Records from a data collection:
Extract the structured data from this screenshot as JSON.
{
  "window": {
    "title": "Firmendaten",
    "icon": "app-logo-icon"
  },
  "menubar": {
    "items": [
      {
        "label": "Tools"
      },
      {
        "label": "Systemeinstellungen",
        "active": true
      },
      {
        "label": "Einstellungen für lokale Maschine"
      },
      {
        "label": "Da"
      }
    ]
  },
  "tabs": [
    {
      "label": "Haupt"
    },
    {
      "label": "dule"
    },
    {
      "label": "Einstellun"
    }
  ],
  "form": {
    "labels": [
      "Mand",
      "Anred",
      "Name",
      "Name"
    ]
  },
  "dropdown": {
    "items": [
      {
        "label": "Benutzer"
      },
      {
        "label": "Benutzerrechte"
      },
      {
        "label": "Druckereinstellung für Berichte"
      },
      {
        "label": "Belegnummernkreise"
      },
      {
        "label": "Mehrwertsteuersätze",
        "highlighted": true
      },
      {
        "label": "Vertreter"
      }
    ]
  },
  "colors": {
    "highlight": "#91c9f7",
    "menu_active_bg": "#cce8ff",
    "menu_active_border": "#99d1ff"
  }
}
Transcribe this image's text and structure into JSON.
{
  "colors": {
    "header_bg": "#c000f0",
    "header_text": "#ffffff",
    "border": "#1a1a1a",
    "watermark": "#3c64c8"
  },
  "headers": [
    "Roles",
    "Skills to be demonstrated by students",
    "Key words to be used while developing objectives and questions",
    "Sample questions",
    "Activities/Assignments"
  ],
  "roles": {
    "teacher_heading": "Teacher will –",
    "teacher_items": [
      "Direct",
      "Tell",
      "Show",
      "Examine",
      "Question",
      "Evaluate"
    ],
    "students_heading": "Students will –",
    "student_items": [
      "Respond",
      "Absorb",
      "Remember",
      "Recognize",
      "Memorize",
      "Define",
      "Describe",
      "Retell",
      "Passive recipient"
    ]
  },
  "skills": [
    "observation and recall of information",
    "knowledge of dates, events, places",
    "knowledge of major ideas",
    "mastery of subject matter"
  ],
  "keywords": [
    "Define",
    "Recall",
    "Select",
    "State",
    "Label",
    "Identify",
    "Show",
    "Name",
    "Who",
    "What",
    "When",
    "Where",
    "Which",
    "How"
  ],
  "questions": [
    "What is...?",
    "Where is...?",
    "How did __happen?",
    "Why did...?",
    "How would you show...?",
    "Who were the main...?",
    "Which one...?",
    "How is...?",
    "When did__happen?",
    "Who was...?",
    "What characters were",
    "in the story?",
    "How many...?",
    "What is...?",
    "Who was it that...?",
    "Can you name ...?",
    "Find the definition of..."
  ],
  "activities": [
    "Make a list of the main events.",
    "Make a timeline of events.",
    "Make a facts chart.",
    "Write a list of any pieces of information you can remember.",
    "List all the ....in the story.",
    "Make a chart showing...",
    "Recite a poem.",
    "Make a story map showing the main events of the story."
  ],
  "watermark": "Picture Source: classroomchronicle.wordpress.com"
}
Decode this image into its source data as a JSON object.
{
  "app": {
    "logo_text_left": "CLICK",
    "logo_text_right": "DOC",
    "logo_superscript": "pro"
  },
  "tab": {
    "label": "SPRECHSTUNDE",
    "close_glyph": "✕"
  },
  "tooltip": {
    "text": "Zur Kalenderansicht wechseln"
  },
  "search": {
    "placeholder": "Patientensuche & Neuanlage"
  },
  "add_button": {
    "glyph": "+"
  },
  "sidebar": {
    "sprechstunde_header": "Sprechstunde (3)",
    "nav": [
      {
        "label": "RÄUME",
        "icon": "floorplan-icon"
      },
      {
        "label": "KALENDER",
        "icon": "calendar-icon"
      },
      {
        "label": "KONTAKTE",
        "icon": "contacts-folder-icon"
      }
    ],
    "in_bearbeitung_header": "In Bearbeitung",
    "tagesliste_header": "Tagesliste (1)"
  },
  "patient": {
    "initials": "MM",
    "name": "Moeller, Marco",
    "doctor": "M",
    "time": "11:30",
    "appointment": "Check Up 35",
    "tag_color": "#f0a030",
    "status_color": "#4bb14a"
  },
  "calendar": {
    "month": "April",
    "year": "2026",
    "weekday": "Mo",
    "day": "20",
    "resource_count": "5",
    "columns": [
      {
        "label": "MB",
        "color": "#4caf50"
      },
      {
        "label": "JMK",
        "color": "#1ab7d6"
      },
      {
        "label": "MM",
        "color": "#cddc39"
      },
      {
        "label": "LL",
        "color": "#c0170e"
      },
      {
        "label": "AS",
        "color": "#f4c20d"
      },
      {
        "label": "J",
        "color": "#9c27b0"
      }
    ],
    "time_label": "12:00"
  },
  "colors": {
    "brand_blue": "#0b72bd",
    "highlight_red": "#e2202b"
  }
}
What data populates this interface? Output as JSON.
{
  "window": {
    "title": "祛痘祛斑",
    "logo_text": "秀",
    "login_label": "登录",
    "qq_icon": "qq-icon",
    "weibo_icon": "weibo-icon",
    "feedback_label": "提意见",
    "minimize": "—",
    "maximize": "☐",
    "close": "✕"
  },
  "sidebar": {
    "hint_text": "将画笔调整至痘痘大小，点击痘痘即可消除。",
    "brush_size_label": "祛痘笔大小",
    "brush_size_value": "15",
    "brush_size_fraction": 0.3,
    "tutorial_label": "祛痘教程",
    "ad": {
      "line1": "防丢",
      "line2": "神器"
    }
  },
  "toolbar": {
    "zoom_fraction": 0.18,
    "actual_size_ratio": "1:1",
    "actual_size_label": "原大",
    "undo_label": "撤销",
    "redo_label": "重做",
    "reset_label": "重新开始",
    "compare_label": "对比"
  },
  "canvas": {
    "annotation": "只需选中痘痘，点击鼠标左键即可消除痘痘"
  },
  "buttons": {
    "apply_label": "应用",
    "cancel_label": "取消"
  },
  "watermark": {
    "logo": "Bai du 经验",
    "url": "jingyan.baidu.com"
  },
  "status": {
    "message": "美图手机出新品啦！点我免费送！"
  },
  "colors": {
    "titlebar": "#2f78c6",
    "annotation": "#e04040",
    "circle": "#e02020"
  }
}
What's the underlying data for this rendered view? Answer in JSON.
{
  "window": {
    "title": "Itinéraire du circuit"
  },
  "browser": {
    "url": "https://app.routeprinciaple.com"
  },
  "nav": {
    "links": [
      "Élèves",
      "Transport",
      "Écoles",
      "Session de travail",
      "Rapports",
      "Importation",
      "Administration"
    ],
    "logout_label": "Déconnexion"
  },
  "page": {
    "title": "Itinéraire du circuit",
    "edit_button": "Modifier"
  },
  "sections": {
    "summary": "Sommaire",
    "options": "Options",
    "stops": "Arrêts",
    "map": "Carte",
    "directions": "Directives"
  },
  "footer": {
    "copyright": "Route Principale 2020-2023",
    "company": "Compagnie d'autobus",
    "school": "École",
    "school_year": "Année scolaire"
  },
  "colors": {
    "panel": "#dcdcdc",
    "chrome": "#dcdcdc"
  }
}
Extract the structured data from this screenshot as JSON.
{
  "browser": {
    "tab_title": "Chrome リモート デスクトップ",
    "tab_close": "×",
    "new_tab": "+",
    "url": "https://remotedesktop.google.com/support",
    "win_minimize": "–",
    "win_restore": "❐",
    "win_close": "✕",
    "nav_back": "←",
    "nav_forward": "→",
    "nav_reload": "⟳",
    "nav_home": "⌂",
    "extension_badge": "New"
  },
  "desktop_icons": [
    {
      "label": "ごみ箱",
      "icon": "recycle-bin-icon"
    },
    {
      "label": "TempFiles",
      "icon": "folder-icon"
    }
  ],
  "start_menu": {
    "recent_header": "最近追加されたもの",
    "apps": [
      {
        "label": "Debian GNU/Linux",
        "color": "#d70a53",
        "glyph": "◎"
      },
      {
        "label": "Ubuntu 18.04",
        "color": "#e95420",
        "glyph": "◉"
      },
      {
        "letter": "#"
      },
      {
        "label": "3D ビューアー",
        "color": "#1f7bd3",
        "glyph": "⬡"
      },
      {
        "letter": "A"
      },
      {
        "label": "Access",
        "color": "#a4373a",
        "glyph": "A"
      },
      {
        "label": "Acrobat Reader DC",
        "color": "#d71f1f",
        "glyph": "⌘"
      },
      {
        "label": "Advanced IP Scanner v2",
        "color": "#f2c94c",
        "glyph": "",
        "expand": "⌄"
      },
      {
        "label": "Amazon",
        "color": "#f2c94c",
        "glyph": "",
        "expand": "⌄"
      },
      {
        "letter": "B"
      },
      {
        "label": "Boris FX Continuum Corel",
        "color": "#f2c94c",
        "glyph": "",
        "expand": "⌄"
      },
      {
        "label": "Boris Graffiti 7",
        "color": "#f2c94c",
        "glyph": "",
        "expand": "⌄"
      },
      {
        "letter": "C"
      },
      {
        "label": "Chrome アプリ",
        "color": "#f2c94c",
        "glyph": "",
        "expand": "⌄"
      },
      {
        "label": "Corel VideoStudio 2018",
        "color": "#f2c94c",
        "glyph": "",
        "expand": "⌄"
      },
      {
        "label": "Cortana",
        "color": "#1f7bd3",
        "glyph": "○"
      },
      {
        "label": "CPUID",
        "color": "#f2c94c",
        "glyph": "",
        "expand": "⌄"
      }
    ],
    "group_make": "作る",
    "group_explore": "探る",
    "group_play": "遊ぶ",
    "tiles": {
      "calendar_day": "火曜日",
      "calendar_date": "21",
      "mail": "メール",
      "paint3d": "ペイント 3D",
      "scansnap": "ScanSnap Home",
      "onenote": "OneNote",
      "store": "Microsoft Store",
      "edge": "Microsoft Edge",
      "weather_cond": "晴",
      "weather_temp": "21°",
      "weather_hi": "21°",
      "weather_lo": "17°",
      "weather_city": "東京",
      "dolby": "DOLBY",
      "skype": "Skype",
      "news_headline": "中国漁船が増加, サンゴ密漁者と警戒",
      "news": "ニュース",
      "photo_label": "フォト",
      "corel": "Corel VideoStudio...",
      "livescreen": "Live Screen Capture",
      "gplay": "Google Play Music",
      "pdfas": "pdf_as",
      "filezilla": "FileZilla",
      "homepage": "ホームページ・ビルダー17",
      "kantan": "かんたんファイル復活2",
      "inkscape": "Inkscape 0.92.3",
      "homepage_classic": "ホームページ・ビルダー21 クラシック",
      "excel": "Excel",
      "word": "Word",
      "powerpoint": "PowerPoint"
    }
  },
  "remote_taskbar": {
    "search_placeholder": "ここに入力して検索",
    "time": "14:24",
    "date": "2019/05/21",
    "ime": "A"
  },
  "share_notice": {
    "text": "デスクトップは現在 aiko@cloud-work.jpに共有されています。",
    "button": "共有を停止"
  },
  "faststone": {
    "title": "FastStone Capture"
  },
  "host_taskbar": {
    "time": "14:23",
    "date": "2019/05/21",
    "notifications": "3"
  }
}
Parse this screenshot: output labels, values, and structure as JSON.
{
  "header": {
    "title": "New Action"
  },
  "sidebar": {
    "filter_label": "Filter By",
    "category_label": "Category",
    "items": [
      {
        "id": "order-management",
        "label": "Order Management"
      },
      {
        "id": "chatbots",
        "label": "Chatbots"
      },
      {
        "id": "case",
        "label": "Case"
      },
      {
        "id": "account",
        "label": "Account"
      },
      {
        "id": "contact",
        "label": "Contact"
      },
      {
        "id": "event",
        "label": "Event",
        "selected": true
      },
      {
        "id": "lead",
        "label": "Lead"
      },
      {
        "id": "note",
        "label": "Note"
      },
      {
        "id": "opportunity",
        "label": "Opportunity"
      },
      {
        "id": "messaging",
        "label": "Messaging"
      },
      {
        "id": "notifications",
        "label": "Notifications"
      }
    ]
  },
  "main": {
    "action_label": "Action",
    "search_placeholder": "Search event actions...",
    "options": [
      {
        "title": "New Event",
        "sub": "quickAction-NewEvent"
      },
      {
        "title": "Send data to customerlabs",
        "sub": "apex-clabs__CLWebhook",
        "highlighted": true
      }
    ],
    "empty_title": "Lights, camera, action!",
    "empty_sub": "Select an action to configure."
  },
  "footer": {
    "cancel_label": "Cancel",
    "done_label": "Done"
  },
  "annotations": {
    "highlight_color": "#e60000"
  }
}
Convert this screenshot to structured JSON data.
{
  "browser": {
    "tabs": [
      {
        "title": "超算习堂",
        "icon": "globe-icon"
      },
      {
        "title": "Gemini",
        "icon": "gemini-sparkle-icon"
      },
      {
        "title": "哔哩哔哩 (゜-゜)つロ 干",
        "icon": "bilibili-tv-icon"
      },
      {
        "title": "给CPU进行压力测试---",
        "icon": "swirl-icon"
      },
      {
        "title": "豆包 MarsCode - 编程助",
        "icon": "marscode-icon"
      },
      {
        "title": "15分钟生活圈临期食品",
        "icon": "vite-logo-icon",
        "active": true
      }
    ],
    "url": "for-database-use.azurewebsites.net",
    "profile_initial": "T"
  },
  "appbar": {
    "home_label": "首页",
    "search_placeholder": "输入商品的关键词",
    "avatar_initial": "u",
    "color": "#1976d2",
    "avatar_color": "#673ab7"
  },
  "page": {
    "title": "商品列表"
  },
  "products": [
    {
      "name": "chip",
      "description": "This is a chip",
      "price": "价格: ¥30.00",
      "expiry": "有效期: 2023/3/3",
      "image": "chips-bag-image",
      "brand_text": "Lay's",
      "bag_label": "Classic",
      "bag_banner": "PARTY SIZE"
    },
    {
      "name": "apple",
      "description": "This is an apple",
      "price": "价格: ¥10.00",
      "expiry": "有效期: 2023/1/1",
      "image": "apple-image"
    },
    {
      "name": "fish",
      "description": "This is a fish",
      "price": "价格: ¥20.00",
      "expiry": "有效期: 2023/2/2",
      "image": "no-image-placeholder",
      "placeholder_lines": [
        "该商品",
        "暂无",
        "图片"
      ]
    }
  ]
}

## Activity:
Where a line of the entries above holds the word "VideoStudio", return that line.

## Answer:
        "label": "Corel VideoStudio 2018",
      "corel": "Corel VideoStudio...",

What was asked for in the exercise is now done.